Keaton returned to Beale’s Cut in 1925 while filming Seven Chances. In this film, Buster plays a man who has to be married by seven o’clock or lose his fortune. He fails to find a bride by taking “seven chances” at proposing directly, and in desperation, places an ad in the paper to find a wife. A mob of women in wedding dresses pursue Buster throughout the remainder of the film, briefly chasing him through the cut.

(Beale’s Cut has been used as a movie location many times in the past, most notably in Stagecoach (1939), starring John Wayne, and in a lost Tom Mix film called Three Jumps Ahead (1923), where he appears to jump the expanse on a horse!)

Charlie Chaplin in "The Pilgrim" outside of the Saugus Train Station.

In 1923, Charlie Chaplin – playing an escaped prisoner disguised as a preacher – filmed part of The Pilgrim a few miles up the road from Beale’s Cut at the Saugus Train Station. At that time, the station was located on Railroad Street across from the present site of the Saugus Café. Since then it has been relocated three miles south to the Heritage Junction Historical Park in Newhall. This park sits next to the William S. Hart Regional Park, which contains the home and ranch of the former silent cowboy star.

Ironically, Hart was the subject of a western parody that Keaton filmed in 1922 called The Frozen North.

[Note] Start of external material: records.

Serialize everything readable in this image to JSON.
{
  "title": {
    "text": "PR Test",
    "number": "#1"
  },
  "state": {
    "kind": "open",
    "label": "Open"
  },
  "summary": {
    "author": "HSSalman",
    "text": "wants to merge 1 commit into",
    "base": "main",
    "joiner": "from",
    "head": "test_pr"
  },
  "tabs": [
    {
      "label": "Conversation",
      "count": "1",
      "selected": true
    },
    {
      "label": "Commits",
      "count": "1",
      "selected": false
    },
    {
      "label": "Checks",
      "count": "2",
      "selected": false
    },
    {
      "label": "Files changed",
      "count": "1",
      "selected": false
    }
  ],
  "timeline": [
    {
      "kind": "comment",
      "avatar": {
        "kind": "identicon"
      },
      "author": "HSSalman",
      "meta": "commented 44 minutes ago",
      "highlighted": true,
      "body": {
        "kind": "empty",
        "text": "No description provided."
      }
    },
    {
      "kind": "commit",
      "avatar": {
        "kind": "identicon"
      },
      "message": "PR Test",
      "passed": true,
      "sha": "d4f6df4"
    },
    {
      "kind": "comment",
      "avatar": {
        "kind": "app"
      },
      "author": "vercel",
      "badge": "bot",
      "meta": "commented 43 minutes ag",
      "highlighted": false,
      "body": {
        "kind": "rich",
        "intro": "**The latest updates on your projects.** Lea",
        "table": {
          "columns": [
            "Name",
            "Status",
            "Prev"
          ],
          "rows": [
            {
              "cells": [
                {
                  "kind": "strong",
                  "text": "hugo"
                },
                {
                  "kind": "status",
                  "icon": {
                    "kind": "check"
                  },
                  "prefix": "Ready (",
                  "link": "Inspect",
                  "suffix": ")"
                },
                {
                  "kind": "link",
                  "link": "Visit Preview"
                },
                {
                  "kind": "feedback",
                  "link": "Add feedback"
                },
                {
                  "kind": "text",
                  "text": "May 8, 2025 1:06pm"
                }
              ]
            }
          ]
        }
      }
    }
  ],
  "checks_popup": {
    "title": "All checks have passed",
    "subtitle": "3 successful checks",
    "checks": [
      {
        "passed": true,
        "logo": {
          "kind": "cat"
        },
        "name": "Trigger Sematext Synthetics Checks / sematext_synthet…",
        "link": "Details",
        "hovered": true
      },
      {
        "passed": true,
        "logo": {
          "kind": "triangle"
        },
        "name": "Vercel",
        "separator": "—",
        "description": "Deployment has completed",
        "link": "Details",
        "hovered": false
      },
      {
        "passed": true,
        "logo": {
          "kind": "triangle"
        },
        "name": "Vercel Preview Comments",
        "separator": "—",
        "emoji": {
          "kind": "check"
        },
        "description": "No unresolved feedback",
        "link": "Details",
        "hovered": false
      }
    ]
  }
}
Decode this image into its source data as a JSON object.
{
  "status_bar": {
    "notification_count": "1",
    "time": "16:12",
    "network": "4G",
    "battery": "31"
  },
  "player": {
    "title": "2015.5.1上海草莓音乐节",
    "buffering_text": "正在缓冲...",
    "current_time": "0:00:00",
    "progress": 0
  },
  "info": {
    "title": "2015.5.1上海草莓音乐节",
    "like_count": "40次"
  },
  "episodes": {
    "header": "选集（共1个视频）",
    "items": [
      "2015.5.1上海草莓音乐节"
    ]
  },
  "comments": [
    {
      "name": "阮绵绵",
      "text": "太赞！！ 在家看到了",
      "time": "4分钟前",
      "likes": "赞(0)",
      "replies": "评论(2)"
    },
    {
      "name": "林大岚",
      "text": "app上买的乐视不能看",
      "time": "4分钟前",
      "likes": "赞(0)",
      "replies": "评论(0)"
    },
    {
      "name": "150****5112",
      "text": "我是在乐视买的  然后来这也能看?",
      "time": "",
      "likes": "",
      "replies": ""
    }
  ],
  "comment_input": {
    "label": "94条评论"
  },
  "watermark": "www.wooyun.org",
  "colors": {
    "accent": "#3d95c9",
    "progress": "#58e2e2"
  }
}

Buster was angry at Hart for publicly condemning his friend Fatty Arbuckle during Arbuckle’s well-publicized scandal, which was brought on by the death of an actress at a party. In The Frozen North, Keaton pokes fun at the tough, melodramatic character that Hart most-often portrayed in his films. Hart apparently didn’t find the portrayal funny, and refused to speak to Keaton for two years.

(The station was also seen in Suddenly (1954), starring Frank Sinatra, and The Grifters (1989), starring John Cusack, Annette Benning, and Angelica Huston.)

The Saugus Train Station today.

While not involving Chaplin directly, part of the film Chaplin (1991), starring Robert Downey, Jr., was filmed in nearby Fillmore; and Mary Pickford and D.W. Griffith, two of Chaplin’s United Artists partners, made the silent film Ramona at nearby Rancho Camulos in 1910.

The magicians are no longer with us – Keaton died in 1966, and Chaplin in 1977 – but at Beale’s Cut and the Saugus Train Station, we can still stand where some of their magic was made.